Dhamma (aka dharma) is the wisdom shared by the Buddha and other awakened teachers throughout human history. The dhamma is also taught by the forest, the sea, the hills and all the inhabitants who live in harmony with the natural way of things. We listen to the dhamma, we observe the dhamma, and we are inspired to insights into our own nature. We come to a deeper more compassionate understanding of life.

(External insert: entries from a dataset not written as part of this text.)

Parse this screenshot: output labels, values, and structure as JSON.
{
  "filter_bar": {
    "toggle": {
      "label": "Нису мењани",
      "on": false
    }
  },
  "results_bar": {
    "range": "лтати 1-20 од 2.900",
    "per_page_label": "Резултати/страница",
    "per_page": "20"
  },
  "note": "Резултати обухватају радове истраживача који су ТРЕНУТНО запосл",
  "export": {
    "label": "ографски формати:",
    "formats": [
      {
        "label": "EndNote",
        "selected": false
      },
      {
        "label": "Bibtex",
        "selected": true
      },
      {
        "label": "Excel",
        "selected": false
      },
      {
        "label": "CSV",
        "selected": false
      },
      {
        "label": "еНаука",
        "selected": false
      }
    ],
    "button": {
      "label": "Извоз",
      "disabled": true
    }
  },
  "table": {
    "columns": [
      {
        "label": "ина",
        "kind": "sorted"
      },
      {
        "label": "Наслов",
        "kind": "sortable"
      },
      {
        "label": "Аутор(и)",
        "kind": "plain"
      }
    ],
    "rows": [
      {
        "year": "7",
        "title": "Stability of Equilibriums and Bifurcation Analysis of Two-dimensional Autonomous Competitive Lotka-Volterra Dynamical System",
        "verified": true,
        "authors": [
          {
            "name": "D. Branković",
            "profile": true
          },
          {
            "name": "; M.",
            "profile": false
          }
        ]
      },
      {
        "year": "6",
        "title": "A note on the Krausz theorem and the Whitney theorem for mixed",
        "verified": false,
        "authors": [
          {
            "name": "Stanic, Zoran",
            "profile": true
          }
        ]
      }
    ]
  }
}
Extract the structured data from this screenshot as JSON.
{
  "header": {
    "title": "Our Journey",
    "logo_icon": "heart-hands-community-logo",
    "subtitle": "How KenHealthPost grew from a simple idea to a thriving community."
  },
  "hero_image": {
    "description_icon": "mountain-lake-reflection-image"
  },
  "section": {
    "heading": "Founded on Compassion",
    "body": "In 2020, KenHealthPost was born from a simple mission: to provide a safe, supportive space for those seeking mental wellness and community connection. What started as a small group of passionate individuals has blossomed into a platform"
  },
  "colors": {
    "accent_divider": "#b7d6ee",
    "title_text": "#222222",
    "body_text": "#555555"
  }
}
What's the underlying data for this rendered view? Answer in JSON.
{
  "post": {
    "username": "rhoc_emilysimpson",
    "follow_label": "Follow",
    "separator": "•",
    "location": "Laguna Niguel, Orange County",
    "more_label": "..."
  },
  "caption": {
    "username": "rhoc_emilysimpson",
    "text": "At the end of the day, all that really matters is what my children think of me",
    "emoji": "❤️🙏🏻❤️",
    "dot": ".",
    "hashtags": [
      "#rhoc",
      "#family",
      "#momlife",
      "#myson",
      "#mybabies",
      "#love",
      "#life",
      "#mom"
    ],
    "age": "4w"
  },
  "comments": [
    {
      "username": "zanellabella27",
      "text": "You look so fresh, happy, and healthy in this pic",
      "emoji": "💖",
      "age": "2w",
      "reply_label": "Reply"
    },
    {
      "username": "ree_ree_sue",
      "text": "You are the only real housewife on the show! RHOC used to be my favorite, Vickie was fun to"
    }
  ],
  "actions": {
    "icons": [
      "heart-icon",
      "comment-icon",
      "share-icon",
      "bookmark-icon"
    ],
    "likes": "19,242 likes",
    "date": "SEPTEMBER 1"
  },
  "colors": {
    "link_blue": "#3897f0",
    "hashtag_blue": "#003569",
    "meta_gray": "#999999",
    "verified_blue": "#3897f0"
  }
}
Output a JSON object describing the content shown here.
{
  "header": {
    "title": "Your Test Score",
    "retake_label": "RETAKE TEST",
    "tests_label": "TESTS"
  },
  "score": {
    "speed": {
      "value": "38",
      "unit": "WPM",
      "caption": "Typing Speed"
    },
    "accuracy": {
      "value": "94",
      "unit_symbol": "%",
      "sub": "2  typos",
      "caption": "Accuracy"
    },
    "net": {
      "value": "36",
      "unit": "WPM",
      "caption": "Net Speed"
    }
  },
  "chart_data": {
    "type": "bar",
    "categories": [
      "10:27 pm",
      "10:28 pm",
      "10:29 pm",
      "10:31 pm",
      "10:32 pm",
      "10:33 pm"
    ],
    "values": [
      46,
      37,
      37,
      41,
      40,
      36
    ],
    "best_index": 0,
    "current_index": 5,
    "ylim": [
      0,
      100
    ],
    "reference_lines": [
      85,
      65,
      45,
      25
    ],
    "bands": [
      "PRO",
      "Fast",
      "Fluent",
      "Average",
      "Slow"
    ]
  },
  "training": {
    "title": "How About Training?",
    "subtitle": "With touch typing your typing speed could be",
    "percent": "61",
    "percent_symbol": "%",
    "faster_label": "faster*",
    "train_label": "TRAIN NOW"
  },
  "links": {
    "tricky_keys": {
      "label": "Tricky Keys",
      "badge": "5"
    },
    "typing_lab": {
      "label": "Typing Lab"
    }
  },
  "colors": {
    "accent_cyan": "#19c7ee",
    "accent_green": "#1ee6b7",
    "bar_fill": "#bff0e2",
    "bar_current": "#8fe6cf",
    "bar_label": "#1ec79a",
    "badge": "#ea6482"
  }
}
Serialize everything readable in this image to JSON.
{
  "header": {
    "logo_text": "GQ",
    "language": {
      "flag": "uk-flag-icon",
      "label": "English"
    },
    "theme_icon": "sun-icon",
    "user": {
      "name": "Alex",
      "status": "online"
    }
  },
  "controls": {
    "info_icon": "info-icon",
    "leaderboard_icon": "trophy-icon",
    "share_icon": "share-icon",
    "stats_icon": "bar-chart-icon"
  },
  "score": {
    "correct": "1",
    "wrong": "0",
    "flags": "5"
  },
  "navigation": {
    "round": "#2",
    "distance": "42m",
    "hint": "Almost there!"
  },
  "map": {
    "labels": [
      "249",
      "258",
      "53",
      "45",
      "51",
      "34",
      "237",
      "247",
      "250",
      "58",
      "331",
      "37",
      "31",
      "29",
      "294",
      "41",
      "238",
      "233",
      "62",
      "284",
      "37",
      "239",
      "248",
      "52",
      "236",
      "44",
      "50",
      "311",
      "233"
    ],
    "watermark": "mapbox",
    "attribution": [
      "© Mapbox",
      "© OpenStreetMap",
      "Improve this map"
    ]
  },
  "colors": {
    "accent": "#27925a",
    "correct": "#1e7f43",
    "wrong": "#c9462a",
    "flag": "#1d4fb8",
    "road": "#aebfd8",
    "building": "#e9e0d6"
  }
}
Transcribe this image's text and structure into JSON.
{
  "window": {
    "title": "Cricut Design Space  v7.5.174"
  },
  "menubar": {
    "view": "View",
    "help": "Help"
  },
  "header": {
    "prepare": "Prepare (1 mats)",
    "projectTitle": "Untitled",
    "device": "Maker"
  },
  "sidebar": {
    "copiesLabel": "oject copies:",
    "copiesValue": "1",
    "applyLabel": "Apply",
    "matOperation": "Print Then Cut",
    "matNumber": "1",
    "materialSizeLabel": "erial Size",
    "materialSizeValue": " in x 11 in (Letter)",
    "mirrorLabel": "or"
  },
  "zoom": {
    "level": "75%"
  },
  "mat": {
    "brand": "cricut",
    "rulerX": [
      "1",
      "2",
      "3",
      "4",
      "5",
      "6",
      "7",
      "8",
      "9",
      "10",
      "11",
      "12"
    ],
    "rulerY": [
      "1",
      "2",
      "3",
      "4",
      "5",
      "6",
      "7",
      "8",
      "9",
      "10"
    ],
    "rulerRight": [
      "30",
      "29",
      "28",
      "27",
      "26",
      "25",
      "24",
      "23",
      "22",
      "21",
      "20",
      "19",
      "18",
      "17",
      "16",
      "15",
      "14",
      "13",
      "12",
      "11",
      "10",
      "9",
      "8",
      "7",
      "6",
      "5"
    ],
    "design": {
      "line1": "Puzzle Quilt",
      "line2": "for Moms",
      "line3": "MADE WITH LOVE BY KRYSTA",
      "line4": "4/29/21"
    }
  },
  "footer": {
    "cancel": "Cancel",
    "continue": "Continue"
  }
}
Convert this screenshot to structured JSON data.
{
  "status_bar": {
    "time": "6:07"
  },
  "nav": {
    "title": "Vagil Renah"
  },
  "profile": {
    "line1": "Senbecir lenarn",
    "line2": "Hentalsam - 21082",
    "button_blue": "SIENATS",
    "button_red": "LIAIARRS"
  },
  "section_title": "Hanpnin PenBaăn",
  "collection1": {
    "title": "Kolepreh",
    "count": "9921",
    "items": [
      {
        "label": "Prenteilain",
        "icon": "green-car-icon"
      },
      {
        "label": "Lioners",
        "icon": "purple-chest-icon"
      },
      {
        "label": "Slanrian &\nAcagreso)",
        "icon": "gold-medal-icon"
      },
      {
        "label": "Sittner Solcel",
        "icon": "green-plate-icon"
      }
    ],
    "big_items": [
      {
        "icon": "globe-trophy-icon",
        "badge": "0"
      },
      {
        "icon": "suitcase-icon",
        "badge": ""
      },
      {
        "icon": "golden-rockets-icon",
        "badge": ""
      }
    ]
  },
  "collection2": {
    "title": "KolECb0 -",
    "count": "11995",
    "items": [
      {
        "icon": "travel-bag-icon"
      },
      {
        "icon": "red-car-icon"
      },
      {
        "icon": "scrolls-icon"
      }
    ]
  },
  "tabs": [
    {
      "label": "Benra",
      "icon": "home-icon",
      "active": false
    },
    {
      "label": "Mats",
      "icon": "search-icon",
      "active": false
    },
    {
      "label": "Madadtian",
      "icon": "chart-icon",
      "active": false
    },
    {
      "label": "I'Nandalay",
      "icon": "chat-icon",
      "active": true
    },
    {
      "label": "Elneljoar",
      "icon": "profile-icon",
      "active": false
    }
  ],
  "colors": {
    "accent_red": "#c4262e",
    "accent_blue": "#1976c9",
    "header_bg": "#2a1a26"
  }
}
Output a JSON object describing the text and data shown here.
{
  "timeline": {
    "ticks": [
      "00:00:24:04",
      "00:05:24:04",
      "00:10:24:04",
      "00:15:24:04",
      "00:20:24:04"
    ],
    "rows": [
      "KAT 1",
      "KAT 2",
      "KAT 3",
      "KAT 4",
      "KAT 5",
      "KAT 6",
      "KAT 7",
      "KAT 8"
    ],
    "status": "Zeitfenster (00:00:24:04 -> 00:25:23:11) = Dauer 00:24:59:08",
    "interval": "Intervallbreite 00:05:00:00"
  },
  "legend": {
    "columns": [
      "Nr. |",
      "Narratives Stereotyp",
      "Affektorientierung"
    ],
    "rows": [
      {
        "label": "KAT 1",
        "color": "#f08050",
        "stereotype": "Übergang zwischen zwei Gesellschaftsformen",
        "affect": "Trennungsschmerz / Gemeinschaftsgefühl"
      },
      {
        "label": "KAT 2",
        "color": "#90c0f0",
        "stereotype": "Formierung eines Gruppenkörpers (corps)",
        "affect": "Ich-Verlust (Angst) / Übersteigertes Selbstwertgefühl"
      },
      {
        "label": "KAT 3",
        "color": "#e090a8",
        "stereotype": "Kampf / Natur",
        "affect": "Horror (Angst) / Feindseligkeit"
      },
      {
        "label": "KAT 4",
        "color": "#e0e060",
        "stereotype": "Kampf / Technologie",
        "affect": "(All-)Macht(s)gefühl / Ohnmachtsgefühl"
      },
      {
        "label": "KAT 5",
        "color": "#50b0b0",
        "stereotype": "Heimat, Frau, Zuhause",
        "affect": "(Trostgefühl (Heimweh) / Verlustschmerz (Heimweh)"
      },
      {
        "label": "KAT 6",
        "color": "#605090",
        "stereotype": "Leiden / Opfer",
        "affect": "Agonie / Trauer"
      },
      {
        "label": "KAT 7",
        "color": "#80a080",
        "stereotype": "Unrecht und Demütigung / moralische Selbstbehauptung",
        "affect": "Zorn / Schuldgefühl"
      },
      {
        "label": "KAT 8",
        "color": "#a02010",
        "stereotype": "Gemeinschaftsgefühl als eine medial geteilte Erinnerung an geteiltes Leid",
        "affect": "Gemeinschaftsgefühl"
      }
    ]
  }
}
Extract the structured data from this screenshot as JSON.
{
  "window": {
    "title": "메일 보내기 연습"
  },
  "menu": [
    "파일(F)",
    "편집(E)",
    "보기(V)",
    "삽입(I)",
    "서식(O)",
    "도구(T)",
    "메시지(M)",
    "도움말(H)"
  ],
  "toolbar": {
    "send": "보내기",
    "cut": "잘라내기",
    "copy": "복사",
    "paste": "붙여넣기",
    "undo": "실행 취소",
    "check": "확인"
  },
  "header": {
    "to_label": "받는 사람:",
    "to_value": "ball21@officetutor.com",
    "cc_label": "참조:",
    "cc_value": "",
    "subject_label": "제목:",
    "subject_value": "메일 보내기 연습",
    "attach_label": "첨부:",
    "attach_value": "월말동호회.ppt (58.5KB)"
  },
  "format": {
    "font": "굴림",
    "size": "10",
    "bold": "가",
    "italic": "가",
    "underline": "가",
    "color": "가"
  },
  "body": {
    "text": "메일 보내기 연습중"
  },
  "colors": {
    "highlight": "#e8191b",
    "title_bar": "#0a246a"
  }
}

Sangha is the community of meditation practitioners who support each other in our practice and in our lives. When everyone around us is living a distracted life, it can be very difficult for us to choose a different course. When we come together on a regular basis with people who share our intention to meditate and live mindfully, we are inspired to keep this practice of meditation a regular part of our lives and to live authentically from a sense of connection with all beings. We are reminded why we love the practice and how much it means to us. (I always extend my sangha to include anyone who supports me in my practice, even if they are not meditating themselves. In our class, most of the women have mates who do not meditate, but all are supportive of it because their wives are so much happier.)

Are you enjoying the benefits of all three of these supports of buddha, dhamma and sangha? Are you finding refuge in them? Or are you forgetting one or more of them? Perhaps you have had glimpses into your own buddha nature, but have not set the wise intention to practice meditation to cultivate spacious ease so that you are operating from that buddha nature rather than being tossed to and fro in life, trying to be all things to all people.

Or perhaps you have a regular meditation practice, but it is dry for you. Is there enough dhamma in your life? (Not drama! Dhamma!) Are you reading, listening or attending dhamma talks? Are you taking quiet strolls in nature, pausing to notice what wisdom is there?

Or perhaps you listen to talks online or read books, and are inspired to practice, but have no sense of community, no one to answer questions that come up and no feeling of support in your practice.

You can see how the buddha, the dhamma and the sangha all work together to make a balanced lifelong practice that brings joy, ease and balance to your life.

If chanting is part of your preferred practice, here is the traditional Pali chant for taking these three refuges:
Buddham saranam gacchami (I go to the Buddha for refuge)
Dhammam saranam gacchami (I go to the Dhamma for refuge)
Sangham saranam gacchami (I go to the Sangha for refuge)